Among the following entries, say how many lines contain the word "close"; the answer is a number and nothing else.

Data records for software interfaces:
※

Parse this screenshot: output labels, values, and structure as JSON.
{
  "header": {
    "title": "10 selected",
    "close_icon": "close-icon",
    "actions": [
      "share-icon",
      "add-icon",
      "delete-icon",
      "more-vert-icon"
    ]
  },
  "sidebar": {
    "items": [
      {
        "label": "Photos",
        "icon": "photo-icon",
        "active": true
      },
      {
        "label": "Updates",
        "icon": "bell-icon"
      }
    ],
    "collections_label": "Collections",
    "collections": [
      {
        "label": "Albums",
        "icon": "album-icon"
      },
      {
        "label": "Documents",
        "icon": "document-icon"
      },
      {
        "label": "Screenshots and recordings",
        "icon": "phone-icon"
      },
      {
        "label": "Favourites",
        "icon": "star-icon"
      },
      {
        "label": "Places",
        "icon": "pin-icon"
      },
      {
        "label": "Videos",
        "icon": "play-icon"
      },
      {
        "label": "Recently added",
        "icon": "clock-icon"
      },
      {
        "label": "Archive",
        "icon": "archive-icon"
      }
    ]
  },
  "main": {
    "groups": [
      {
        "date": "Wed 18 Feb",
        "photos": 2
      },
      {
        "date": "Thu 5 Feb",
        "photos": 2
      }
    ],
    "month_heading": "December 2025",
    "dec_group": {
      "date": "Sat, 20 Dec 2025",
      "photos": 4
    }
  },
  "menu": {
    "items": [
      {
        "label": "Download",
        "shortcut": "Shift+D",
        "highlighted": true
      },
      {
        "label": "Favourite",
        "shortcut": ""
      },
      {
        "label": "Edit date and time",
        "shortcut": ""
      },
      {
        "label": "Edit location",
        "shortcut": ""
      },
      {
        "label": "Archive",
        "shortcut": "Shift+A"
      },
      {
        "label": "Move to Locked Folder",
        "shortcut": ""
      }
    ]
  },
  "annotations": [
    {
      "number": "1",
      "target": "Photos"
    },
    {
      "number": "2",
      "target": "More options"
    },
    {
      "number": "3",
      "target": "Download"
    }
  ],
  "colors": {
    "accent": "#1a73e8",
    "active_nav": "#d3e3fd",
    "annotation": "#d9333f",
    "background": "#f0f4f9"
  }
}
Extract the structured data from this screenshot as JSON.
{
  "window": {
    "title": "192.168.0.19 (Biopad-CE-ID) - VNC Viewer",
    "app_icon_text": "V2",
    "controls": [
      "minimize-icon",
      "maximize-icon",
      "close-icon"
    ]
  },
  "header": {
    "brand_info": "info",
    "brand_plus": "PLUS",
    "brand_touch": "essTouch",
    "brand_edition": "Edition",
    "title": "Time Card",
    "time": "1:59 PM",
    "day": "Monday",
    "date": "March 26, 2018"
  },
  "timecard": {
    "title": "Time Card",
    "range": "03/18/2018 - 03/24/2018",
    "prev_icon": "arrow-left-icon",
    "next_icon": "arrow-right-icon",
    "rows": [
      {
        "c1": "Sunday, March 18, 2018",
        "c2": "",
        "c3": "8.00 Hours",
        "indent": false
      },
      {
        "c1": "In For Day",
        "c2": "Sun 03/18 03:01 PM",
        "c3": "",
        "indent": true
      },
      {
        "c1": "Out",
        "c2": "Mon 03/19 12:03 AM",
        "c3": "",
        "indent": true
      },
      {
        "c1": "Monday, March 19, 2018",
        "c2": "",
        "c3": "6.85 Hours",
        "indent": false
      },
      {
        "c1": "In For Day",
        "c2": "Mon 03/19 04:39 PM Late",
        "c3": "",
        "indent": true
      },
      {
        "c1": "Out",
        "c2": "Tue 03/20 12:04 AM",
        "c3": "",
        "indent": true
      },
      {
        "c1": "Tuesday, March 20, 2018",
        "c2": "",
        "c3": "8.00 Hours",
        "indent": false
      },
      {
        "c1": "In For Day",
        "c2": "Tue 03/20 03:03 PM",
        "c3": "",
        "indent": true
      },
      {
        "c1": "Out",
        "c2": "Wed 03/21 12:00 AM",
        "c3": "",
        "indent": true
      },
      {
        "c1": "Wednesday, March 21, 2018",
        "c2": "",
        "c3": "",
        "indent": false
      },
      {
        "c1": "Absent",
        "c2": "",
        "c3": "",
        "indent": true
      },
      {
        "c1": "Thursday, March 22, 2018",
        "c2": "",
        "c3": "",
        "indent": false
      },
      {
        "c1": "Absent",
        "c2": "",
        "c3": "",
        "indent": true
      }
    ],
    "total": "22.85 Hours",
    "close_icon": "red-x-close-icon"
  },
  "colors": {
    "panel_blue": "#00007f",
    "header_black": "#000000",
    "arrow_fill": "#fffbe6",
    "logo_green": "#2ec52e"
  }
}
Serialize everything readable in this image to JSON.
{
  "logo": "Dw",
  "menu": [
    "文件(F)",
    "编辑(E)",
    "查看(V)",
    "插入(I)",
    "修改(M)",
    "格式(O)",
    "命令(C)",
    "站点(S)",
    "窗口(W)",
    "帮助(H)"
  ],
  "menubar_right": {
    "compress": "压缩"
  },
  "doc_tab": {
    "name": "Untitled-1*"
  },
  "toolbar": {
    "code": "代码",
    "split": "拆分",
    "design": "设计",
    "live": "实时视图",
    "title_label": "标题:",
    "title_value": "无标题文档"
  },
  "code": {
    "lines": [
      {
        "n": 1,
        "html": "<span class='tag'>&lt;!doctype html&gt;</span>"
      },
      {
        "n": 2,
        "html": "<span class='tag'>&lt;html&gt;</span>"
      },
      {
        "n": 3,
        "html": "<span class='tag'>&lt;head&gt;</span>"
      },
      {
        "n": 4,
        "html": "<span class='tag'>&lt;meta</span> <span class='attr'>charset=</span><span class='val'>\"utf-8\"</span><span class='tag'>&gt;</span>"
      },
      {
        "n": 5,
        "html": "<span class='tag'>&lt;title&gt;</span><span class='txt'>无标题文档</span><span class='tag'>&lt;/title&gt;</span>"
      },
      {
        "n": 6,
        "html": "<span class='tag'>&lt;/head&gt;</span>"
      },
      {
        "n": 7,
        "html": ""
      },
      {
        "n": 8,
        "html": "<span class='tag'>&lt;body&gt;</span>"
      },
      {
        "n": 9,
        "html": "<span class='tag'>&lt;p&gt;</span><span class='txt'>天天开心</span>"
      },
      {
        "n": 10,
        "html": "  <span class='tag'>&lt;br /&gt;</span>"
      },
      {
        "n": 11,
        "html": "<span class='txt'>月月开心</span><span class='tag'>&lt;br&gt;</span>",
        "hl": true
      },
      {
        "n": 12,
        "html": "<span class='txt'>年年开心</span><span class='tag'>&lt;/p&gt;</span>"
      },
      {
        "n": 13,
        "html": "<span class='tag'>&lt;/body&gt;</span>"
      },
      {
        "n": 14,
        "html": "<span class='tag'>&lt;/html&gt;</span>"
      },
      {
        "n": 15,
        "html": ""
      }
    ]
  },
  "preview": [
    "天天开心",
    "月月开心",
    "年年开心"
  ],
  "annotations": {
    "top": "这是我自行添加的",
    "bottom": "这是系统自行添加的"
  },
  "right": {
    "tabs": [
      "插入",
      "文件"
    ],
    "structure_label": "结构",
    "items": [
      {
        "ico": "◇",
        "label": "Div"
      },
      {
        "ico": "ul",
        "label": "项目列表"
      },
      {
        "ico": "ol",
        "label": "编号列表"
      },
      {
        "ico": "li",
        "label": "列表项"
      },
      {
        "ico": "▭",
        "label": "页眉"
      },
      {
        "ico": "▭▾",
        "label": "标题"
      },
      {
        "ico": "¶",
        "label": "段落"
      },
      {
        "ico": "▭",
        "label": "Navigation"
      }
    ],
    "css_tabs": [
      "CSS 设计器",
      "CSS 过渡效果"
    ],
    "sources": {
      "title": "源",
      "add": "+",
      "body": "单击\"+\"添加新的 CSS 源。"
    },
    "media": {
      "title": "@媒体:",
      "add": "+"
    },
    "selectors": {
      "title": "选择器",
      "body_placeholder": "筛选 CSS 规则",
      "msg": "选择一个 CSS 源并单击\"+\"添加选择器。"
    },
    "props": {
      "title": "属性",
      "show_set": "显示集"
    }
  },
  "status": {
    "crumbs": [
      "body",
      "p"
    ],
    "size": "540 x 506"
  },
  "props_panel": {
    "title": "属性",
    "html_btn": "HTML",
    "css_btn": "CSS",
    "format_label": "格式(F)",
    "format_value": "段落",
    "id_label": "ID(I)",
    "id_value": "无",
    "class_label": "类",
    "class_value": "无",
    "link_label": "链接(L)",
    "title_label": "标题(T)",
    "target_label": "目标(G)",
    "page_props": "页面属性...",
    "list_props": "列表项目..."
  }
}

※

ANSWER TO THIS EXERCISE: 3